The Mortgage Corner
Existing-home sales, which are completed transactions that include single-family, townhomes, condominiums and co-ops, increased 2.7 percent to a seasonally adjusted annual rate of 5.36 million in January, 5.3 percent above the 5.09 million level in January 2010. This is the first time in seven months that sales activity was higher than a year earlier, and is a sign that buyers are gaining confidence in the economic recovery.
It is while sales of newly built, single-family homes declined 12.6 percent to a seasonally adjusted, annual rate of 284,000 units in January, according to the U.S. Commerce Department. But that is because of record low housing construction. The inventory of new homes for sale continued to edge downward by 0.5 percent to 188,000 units in January due to the lack of inventory, which amounts to a 7.9-month supply at the current sales pace.
It is obvious that the oversupply of existing homes on the market has caused a precipitous drop in new home construction, whereas until 2006 they rose and fell in tandem. NAR chief economist Lawrence Yun said the improvement is good but could be better. “The uptrend in home sales is consistent with improvements in the economy and jobs, which are helping boost consumer confidence,” Yun said. “The extremely favorable housing affordability conditions are a big factor, but buyers have been constrained by unnecessarily tight credit. As a result, there are abnormally high levels of all-cash purchases, along with rising investor activity.”
We can see that affordability has improved drastically when looking at the ratio of housing prices to household median incomes. When the ratio rises, it is a sign of inflated housing prices. So such a ratio is a good measure of fundamental values, because household incomes cannot fluctuate wildly, whereas home prices depend much more on the availability of credit. Therefore the price to income ratio measures how much prices might be outside the most affordable range of household incomes. The ratio is currently hovering around 1.0:1.1 (prices to household income), vs. the 1:1 long term ratio.
A parallel NAR practitioner survey shows first-time buyers purchased 29 percent of homes in January, down from 33 percent in December and 40 percent in January 2010 when an extended tax credit was in place. Investors accounted for 23 percent of purchases in January, up from 20 percent in December and 17 percent in January 2010. The balance of sales were to repeat buyers. All-cash sales rose to 32 percent in January from 29 percent in December and 26 percent in January 2010.
“Increases in all-cash transactions, the investor market share and distressed home sales all go hand-in-hand. With tight credit standards, it’s not surprising to see so much activity where cash is king and investors are taking advantage of conditions to purchase undervalued homes,” Yun said.

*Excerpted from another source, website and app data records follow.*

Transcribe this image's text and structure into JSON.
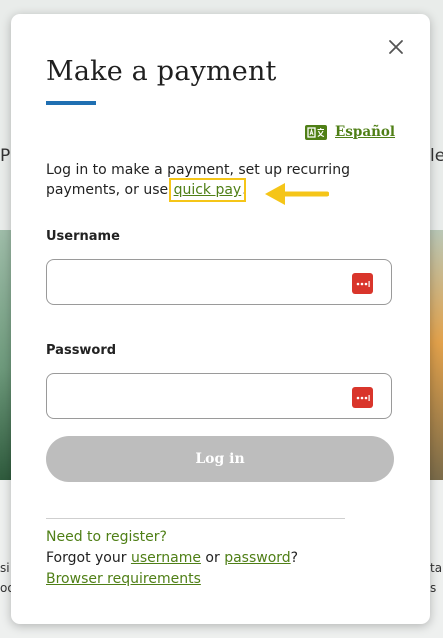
{
  "background": {
    "left_fragment": "P",
    "right_fragment": "le",
    "bottom_left_1": "si",
    "bottom_left_2": "oo",
    "bottom_right_1": "ta",
    "bottom_right_2": "s"
  },
  "modal": {
    "title": "Make a payment",
    "close_icon": "close-icon",
    "language_link": "Español",
    "language_icon": "translate-icon",
    "intro_text": "Log in to make a payment, set up recurring payments, or use ",
    "quick_pay_link": "quick pay",
    "intro_end": ".",
    "arrow_icon": "arrow-left-icon",
    "username": {
      "label": "Username",
      "value": "",
      "placeholder": ""
    },
    "password": {
      "label": "Password",
      "value": "",
      "placeholder": ""
    },
    "password_manager_icon": "password-manager-icon",
    "login_button": "Log in",
    "register_link": "Need to register?",
    "forgot_prefix": "Forgot your ",
    "forgot_username": "username",
    "forgot_or": " or ",
    "forgot_password": "password",
    "forgot_suffix": "?",
    "browser_requirements": "Browser requirements"
  },
  "colors": {
    "accent_green": "#4f7f16",
    "title_rule_blue": "#1f6fb2",
    "highlight_yellow": "#f5c518",
    "disabled_button": "#bdbdbd",
    "password_badge_red": "#d9352b"
  }
}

All-cash purchases are at the highest level since NAR started measuring these purchases monthly in October 2008, when they accounted for 15 percent of the market. The average of all-cash deals was 20 percent in 2009, rising to 28 percent last year. Regionally, existing-home sales in the Northeast fell 4.6 percent, in the Midwest rose 1.8 percent, in the South existing-home sales increased 3.6 percent, and in the West rose 7.9 percent.
Confirming increased home buyers’ optimism was that pending home sales—reflecting recent contract signings—continued recent gains. Sales advanced 2.0 percent in December, following a 3.1 percent gain in November, and 10.1 percent surge in October. December's gain is the fifth in six months and reflects what the National Association of Realtors calls good affordability and economic improvement. It also reflects both increased consumer optimism and an improved jobs market.
Harlan Green © 2011